The support ship that launched the doomed Titan submersible has returned to port in Canada, following the implosion during a dive to the Titanic wreckage.
The Polar Prince arrived in St John’s Harbor, Newfoundland, on Saturday morning, June 24, docking at about 8.15am local time.
Crew members in orange hard hats were seen on the deck of the vessel, which returned to port with five fewer souls aboard than the 24 it departed with eight days earlier.
The ship had taken part in a massive search effort for the Titan about 435 miles south of St John’s, which came to an end on Thursday with the confirmation the sub had imploded deep underwater, likely after it launched on Sunday.
The Transportation Safety Board of Canada (TSB) has announced it would be conducting a safety investigation into the fatal implosion of the deep sea vessel.
The Polar Prince is a decommissioned Canadian Coast Guard icebreaker now owned by Miawpukek Horizon Maritime Service Ltd, and chartered by extreme tourism company OceanGate as a support vessel for the Titan’s fatal dive.
OceanGate founder and CEO Stockton Rush was killed aboard the company’s submersible, along with passengers Shahzada Dawood and his son Suleman Dawood, British adventurer Hamish Harding, and Titanic expert Paul-Henri Nargeolet.
Two Canadian Coast Guard (CCG) vessels that took part in the search effort also returned to St John’s harbor on Friday evening, with one remaining on-site at the scene of the disaster.
In a statement issued before their ships arrived at the port, the CCG said: ‘The Canadian Coast Guard offers our sincere condolences to the family and friends of the crew of the Titan for their tragic loss.
‘Search and rescue operations have concluded.’
Now authorities from the US and Canada have begun the process of investigating the cause of the Titan’s fatal implosion.
The US Coast Guard said on Friday that a formal inquiry has not yet been launched, because maritime agencies are still busy searching the area where the vessel was destroyed.

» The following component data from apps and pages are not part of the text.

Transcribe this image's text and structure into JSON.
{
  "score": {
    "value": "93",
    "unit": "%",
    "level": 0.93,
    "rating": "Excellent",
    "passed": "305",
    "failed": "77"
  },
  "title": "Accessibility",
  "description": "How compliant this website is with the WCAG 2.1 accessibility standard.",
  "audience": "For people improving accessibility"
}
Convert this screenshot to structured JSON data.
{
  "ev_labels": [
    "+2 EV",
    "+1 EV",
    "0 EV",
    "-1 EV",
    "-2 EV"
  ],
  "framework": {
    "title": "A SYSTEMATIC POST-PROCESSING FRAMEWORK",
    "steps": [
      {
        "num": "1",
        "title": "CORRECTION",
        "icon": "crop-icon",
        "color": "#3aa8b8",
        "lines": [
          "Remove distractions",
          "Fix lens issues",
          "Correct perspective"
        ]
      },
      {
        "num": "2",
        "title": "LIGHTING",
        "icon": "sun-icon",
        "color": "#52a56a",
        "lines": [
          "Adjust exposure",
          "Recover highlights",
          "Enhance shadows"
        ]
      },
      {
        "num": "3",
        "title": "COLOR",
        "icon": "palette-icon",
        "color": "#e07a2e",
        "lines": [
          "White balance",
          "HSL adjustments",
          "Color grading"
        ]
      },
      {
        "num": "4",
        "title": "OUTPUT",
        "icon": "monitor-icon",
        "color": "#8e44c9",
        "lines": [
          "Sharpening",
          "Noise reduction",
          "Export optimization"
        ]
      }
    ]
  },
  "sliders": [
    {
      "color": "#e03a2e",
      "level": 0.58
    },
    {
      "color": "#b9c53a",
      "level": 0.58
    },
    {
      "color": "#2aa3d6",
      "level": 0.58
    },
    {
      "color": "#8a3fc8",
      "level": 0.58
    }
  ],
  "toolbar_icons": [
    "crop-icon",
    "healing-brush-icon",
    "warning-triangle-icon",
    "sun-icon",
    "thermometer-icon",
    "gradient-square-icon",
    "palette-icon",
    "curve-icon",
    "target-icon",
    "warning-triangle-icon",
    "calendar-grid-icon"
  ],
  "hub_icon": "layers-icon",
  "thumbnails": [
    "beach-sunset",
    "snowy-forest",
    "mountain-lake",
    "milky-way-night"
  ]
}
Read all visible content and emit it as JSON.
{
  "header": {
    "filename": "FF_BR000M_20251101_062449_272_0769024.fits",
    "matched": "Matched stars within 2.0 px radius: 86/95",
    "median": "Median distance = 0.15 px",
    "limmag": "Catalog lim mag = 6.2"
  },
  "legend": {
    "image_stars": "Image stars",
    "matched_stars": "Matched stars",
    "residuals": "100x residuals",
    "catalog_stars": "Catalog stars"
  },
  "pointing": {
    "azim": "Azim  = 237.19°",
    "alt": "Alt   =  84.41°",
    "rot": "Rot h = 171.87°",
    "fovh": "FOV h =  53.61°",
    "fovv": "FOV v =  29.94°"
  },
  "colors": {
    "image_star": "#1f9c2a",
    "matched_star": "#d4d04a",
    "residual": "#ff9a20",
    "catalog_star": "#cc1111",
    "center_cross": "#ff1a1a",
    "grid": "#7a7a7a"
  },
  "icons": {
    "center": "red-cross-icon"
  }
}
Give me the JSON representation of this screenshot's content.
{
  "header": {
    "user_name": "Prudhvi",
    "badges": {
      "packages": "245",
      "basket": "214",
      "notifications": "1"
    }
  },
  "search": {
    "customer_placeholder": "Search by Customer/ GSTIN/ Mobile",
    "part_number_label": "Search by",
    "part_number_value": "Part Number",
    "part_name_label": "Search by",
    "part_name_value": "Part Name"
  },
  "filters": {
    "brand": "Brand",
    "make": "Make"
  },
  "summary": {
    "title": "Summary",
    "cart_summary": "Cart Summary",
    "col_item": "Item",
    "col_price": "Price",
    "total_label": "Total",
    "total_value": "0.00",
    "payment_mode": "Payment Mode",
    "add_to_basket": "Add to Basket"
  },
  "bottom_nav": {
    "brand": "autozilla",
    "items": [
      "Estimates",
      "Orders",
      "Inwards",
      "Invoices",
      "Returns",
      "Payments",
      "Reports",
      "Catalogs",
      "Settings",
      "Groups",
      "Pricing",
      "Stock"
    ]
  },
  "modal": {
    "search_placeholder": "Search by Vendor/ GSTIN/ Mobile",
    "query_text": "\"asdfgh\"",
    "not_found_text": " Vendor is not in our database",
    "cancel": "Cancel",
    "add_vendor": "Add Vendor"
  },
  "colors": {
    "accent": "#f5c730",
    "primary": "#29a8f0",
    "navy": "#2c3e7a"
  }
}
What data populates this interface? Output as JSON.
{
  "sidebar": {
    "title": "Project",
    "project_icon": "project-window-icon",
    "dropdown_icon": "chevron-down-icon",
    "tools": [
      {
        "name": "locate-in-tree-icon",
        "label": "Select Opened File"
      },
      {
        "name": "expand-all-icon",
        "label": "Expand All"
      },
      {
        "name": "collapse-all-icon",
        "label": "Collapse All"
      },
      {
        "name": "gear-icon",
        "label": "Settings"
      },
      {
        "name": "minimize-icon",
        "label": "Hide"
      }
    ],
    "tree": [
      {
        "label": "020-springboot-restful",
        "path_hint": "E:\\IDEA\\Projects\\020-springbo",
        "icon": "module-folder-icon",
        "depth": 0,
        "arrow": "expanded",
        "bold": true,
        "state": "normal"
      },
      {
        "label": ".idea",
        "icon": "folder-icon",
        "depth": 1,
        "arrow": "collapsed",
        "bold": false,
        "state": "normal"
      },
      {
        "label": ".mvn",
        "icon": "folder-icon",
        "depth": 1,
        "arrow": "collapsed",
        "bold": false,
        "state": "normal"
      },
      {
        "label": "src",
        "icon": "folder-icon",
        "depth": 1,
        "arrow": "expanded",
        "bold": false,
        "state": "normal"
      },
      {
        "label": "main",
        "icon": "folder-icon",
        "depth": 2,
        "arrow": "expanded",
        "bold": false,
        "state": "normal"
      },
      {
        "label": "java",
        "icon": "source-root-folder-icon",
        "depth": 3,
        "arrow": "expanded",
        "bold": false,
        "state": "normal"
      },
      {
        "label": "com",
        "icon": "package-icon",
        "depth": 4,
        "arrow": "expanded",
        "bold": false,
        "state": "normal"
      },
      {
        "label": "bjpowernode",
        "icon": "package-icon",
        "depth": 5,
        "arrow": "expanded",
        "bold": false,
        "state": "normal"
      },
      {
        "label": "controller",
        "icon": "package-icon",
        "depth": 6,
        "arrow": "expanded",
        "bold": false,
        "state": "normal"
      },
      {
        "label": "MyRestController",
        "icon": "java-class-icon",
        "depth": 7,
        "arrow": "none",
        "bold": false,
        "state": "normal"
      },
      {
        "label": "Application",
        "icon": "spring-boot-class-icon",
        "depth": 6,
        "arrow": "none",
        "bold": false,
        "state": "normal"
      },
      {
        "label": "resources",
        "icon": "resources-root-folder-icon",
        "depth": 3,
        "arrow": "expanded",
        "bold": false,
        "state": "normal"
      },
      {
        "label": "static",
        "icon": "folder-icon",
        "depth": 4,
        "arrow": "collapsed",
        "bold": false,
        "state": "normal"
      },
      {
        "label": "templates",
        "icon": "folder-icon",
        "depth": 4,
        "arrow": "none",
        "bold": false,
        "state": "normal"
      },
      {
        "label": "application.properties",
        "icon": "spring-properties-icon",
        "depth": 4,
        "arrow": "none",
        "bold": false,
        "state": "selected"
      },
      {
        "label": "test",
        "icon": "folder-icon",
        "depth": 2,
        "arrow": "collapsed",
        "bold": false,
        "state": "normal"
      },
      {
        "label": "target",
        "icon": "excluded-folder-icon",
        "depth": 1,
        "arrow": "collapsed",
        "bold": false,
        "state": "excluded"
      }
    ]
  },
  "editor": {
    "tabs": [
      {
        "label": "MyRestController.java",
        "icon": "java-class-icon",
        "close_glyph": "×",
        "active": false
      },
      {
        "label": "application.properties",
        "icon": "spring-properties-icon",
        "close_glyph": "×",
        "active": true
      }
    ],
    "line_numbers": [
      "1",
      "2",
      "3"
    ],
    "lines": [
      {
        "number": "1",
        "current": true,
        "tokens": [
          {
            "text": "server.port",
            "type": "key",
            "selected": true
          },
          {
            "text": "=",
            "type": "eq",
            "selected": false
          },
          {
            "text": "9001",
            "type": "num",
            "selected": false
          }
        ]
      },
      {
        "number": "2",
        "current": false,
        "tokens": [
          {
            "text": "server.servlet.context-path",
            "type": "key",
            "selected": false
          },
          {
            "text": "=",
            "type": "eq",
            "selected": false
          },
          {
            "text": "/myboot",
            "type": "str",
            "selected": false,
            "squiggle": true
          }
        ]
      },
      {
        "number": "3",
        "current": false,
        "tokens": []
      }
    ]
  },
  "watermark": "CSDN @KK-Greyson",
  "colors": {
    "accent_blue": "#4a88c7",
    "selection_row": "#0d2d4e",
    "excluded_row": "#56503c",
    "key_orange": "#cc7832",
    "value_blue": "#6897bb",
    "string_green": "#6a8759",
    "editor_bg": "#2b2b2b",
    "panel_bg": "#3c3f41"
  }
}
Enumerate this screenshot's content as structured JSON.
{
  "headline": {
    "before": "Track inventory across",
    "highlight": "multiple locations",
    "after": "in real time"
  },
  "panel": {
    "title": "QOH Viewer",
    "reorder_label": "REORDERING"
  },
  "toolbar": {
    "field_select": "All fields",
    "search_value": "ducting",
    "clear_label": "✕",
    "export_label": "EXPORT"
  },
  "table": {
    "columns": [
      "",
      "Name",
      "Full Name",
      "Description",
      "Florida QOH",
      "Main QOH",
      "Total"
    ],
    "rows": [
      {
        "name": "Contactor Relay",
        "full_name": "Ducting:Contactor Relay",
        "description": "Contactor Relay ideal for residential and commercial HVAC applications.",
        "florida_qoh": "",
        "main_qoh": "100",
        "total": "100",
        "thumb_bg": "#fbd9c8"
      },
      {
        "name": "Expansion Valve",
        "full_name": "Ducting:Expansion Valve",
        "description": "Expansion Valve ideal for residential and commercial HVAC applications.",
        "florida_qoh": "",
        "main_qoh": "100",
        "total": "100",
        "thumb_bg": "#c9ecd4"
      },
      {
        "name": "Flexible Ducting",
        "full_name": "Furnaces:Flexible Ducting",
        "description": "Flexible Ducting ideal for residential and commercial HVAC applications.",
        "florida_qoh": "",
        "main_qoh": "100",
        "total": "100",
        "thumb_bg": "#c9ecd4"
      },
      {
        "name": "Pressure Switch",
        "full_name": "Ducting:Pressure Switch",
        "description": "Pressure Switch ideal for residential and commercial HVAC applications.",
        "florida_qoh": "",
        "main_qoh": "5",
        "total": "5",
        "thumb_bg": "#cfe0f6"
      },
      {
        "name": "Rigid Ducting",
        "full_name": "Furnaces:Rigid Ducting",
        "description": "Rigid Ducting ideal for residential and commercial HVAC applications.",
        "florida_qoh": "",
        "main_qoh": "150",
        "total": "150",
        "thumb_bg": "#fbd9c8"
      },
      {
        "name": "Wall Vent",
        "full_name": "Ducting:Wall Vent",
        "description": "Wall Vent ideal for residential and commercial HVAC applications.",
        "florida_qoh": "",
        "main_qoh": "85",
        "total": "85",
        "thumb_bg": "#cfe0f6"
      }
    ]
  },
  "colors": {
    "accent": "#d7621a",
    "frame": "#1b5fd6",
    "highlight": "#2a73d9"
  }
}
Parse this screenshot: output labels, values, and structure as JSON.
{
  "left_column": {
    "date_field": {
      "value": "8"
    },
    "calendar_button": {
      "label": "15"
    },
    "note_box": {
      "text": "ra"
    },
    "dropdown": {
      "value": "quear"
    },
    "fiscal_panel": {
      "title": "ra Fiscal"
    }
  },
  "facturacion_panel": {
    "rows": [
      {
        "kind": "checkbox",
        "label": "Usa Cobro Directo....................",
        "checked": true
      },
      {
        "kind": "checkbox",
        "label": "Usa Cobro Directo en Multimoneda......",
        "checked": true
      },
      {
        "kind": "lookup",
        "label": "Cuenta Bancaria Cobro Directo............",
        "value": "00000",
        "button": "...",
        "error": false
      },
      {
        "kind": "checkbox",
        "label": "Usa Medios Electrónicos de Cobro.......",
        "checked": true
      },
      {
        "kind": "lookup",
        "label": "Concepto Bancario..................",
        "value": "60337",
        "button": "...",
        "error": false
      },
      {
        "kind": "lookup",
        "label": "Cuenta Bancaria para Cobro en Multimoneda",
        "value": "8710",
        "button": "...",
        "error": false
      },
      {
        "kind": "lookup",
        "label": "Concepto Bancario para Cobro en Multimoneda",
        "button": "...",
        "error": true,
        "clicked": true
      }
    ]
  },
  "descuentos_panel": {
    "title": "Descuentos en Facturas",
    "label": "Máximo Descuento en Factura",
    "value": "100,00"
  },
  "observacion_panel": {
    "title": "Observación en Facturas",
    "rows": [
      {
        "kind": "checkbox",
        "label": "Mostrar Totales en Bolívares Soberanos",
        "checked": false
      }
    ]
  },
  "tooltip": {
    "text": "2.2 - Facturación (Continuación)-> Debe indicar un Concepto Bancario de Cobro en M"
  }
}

Debris was located about 12,500 feet underwater, several hundred feet away from the Titanic wreckage it was on its way to explore.